Instead, think about how you might participate with him in a Bible reading plan and talk about it when you meet. Or you may want to start with a short workbook or book that helps men apply the Bible to their lives. But you don’t need to turn every meeting into a Bible study at the expense of getting to know each other and talking about real, day-to-day-life things. There are plenty of opportunities for that in the local church, such as in small groups or Sunday School classes.The best way to encourage someone else to spend time in Scripture consistently is to be in it yourself.Click To Tweet
The best way to encourage someone else to spend time in Scripture consistently is to be in it yourself. As you’re faithful in that area of your own life, you will frequently find you are able to recall a pertinent passage when you are discussing a problem or issue together.

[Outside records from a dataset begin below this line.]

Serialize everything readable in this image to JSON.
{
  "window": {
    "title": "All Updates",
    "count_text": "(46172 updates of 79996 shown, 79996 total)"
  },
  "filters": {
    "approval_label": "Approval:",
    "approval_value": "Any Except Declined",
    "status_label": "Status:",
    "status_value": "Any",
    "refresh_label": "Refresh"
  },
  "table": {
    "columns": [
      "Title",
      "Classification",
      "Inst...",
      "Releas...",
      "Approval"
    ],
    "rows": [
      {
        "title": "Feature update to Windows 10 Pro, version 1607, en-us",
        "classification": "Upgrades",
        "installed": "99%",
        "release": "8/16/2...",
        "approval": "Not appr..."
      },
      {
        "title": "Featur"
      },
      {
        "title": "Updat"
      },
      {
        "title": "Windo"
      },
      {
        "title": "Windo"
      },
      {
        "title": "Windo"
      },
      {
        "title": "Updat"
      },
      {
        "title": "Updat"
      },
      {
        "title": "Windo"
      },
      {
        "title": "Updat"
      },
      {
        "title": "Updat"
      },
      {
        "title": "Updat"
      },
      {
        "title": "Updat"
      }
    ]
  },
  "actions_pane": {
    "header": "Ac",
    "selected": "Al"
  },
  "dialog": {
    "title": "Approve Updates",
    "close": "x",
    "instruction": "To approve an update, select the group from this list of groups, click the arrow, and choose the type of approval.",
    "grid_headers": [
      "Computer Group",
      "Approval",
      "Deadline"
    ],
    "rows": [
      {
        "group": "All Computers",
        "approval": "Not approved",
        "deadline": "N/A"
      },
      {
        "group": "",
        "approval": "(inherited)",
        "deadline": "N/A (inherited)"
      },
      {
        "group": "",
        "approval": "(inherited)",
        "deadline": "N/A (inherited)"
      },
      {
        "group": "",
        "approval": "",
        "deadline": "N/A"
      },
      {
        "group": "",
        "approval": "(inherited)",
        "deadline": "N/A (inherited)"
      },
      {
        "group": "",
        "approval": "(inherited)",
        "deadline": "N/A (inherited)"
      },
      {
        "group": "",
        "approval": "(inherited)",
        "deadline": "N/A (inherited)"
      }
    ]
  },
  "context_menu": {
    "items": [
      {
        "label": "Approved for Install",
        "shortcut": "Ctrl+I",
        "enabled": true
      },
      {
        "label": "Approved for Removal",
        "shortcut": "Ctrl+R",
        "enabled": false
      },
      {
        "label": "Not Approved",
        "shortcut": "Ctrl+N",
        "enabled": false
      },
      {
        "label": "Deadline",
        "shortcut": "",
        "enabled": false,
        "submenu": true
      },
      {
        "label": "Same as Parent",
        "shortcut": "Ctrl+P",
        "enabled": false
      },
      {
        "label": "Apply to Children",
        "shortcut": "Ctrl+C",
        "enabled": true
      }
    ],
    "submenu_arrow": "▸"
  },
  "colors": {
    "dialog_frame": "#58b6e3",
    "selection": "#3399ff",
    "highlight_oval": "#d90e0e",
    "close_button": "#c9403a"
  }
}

You may even want to bring your Bible to meetings, and don’t be bashful about referencing a passage as the occasion warrants.
Demonstrate how powerful God’s word is in your life—that it is truly “living and active, sharper than any two-edged sword, piercing to the division of soul and of spirit, of joints and of marrow, and discerning the thoughts and intentions of the heart” (Hebrews 4:12).
Men of all ages are typically less active and less diligent in their church attendance than other groups. In many churches, it’s not uncommon to see a man’s wife and kids there every week, only for him to show up periodically and reluctantly.
The man you’re discipling may not be of this mindset, but if he is, help him see the value of church engagement by modeling it for him. Encourage him to check out an upcoming opportunity to meet people and get more involved, like a couples’ small group or a men’s barbeque. If he doesn’t currently have a church home, invite him to come and sit with you at your weekend service, or offer to visit a church of his choice with him.Active participation in the local church and a desire to serve and give back is a sign of spiritual maturity.Click To Tweet
Active participation in the local church and a desire to serve and give back is a sign of spiritual maturity. Along these lines, tithing habits can also be raised at the appropriate time in conversations. Giving joyfully is something we should encourage and model.
(A note of caution: a small percentage of men need guidance in balancing church involvement with other priorities. If the man you’re discipling has crammed his schedule with so many ministry-related commitments that he doesn’t have time or energy for things like personal devotions or eating dinner with his children, encourage him to take inventory of his priorities. He may need your advice on how best to dial back his commitments. Remind him that if we spread ourselves too thin doing good things that other people could do, then we won’t have space for the best things that only we can do.)
No matter where a man is starting from spiritually, your sincere, steady encouragement will demonstrate the heart of his loving Father in a way that will help him get to where he’s trying to go. “Therefore encourage one another and build one another up, just as you are doing” (1 Thessalonians 5:11).
THE BIG IDEA: Your role is not to be another man’s pastor or savior or judge, but rather to guide him in the truth with the heart of a father and brother.
This article was adapted from A Guidebook for Spiritual Fathers, Beta Version, 2022.